The Difference Between Art and Entertainment
Art, at its best, mines the paradoxes that make humans human. It celebrates our ability to embrace ambiguity, and to experience this sustained, unresolved state as pleasurable, or at least significant.
Commercial entertainment, by contrast, has the opposite purpose. The word entertain — from the Latin for “to hold within” — literally means “maintain,” or “continue in a certain condition.” Its goal is to validate the status quo values by which we already live, reinforce consumerism, and — most of all — reassure us that there is certainty in this world. Not only do we find out whodunnit, but we get to experience a story in which there are definitive answers to big questions, villains to blame when things go wrong, and a method for administering justice. These plots depict a character we like (usually a young man), put him in danger, raise the stakes until we can’t take it anymore, and then give him the solution he needs to vanquish his enemy and win the day, at which point we can all breathe a sigh of relief. It’s the stereotypically male arc of arousal: crisis, climax, and sleep.
This arc of tension and release, or complication and cure, has dominated our culture and defined not only our entertainment but our businesses, religions, and life journeys.
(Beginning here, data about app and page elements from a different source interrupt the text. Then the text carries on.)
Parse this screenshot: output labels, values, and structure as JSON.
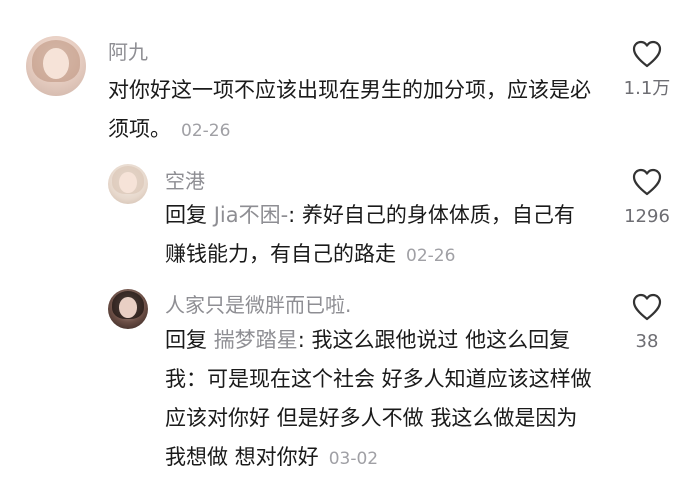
{
  "comments": [
    {
      "author": "阿九",
      "text": "对你好这一项不应该出现在男生的加分项，应该是必须项。",
      "date": "02-26",
      "likes": "1.1万"
    },
    {
      "author": "空港",
      "reply_prefix": "回复",
      "reply_to": "Jia不困-",
      "text": ": 养好自己的身体体质，自己有赚钱能力，有自己的路走",
      "date": "02-26",
      "likes": "1296"
    },
    {
      "author": "人家只是微胖而已啦.",
      "reply_prefix": "回复",
      "reply_to": "揣梦踏星",
      "text": ": 我这么跟他说过 他这么回复我：可是现在这个社会 好多人知道应该这样做 应该对你好 但是好多人不做 我这么做是因为我想做 想对你好",
      "date": "03-02",
      "likes": "38"
    }
  ],
  "icons": {
    "like": "heart-outline-icon"
  },
  "colors": {
    "name": "#8e8e93",
    "text": "#1a1a1a",
    "date": "#a0a0a5"
  }
}
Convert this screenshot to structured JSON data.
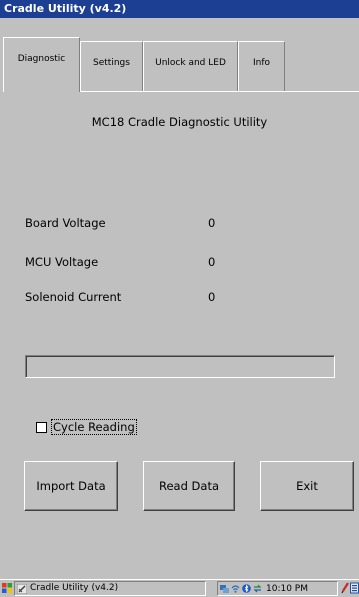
{
  "window": {
    "title": "Cradle Utility (v4.2)"
  },
  "tabs": [
    {
      "label": "Diagnostic",
      "active": true
    },
    {
      "label": "Settings",
      "active": false
    },
    {
      "label": "Unlock and LED",
      "active": false
    },
    {
      "label": "Info",
      "active": false
    }
  ],
  "main": {
    "title": "MC18 Cradle Diagnostic Utility",
    "readings": [
      {
        "label": "Board Voltage",
        "value": "0"
      },
      {
        "label": "MCU Voltage",
        "value": "0"
      },
      {
        "label": "Solenoid Current",
        "value": "0"
      }
    ],
    "progress": 0,
    "cycle_reading": {
      "label": "Cycle Reading",
      "checked": false
    },
    "buttons": {
      "import": "Import Data",
      "read": "Read Data",
      "exit": "Exit"
    }
  },
  "taskbar": {
    "task_label": "Cradle Utility (v4.2)",
    "clock": "10:10 PM"
  },
  "colors": {
    "titlebar": "#1c3f94",
    "face": "#c0c0c0"
  }
}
Entrepreneurs don’t want to create a company that succeeds by sustaining itself; they want a “home run” so they can sell it to someone else. Worshippers turn to religion less to explore their relationship to creation or ethics than to guarantee their own salvation or claim to virtue. We play life as a board game with winners and losers, where we “end up” in a certain career, marriage, and socioeconomic class.
We have been trained to expect an answer to every question, and an ending to every beginning. We seek closure and resolution, growing impatient or even despondent when no easy answer is in sight. This fuels capitalism and consumerism, which depend on people believing that they are just one stock market win or product purchase away from fulfillment. It’s great for motivating a nation to, say, put a man on the moon before the end of the decade, or go to war against some other nation.
But it doesn’t serve us as we attempt to contend with long-term, chronic problems. There’s no easy fix for climate change, the refugee crisis, or terrorism. How do we even know when we’re done? There’s no flag to plant, no terms of surrender. Motivating a society to address open-ended challenges requires a more open-ended approach — one that depends less on our drive toward climax than on our capacity for unresolved situations. Like life.
It requires living humans.